The growth of urban centers paralleled the growth of brothel-based sex work in specific areas of all the major cities that gained prominence during British rule. This then resulted in the governance of such spaces by the state through myriad provincial legislations in Bombay, Madras and Calcutta which served as the provincial centres of the British Raj. Through this process between the late 19th to early 20th century sex workers moved from being the harbingers of  disease to criminals. This criminalization was inherent in laws that the British enacted to criminalize all those who they saw as deviant in South Asian society including members of specific tribes and caste groups, the traditional hijracommunity of trans persons etc.

Simultaneously, the growth and observance of human  trafficking, primarily from Europe in the beginning and later within the South Asian region led to the conflation of all sex work with trafficking. The provincial criminal laws sought to control, regulate and criminalize ‘prostitution’ and ‘immoral trafficking’. These colonial laws formed the basis of the all-encompassing, still prevalent legislations that criminalize sex work in the name of protecting trafficked persons all over South Asia. This is only one set of laws among many others that adversely affect the everyday lives and work of sex workers and all others in the profession of providing sexual services. These laws deal with ‘public decency’, obscenity, morality, public health etc. apart from other laws that seek to criminalise ‘deviant sexual behaviour’ of any kind. See here for a detailed report of the impact of the law on sex workers in South Asia.

In conclusion

Thus, while sex work has always been regulated in South Asia, it also existed and continues to do so in a complex web of social, economic, cultural, ritual relationships. Sex workers have been an integral part of South Asian society. This reality has continued uninterrupted through sea changes in South Asia with the coming of industrialization, urbanization, colonization and the consolidation of post-colonial nation states. The zeal for imposition of a fixed version of universal morality inaugurated by the British continues in post-independence South Asia. Legal and social morality have co-existed as a chicken and egg story.

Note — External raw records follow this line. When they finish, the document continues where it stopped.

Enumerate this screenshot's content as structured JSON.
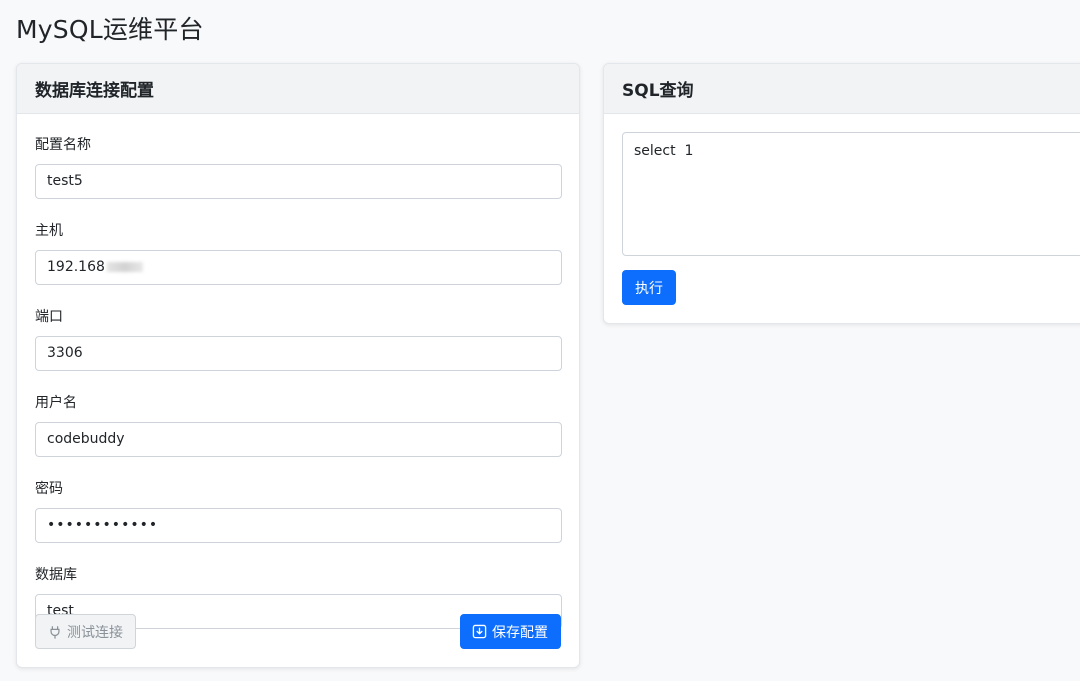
{
  "app": {
    "title": "MySQL运维平台"
  },
  "config_card": {
    "title": "数据库连接配置",
    "fields": {
      "name": {
        "label": "配置名称",
        "value": "test5"
      },
      "host": {
        "label": "主机",
        "value": "192.168"
      },
      "port": {
        "label": "端口",
        "value": "3306"
      },
      "user": {
        "label": "用户名",
        "value": "codebuddy"
      },
      "password": {
        "label": "密码",
        "value": "••••••••••••"
      },
      "database": {
        "label": "数据库",
        "value": "test"
      }
    },
    "buttons": {
      "test": {
        "label": "测试连接",
        "icon": "plug-icon"
      },
      "save": {
        "label": "保存配置",
        "icon": "save-icon"
      }
    }
  },
  "sql_card": {
    "title": "SQL查询",
    "query": "select  1",
    "execute_label": "执行"
  },
  "colors": {
    "primary": "#0d6efd",
    "background": "#f8f9fa",
    "header_bg": "#f1f3f5",
    "border": "#ced4da"
  }
}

Despite such regulation, the lives of those in sex work, continues as does that of all other persons with all the complexities, personal, professional and intimate. The history of sex work in South Asia stands testament to the violent and forced imposition of myriad morally bound authoritarian ideas of nation, society and family that have come to define all of us. Sex workers have and continue to hold up a mirror to our lack of honesty to our desires, wishes and fundamental truths in the enforced quest to fulfill social norms.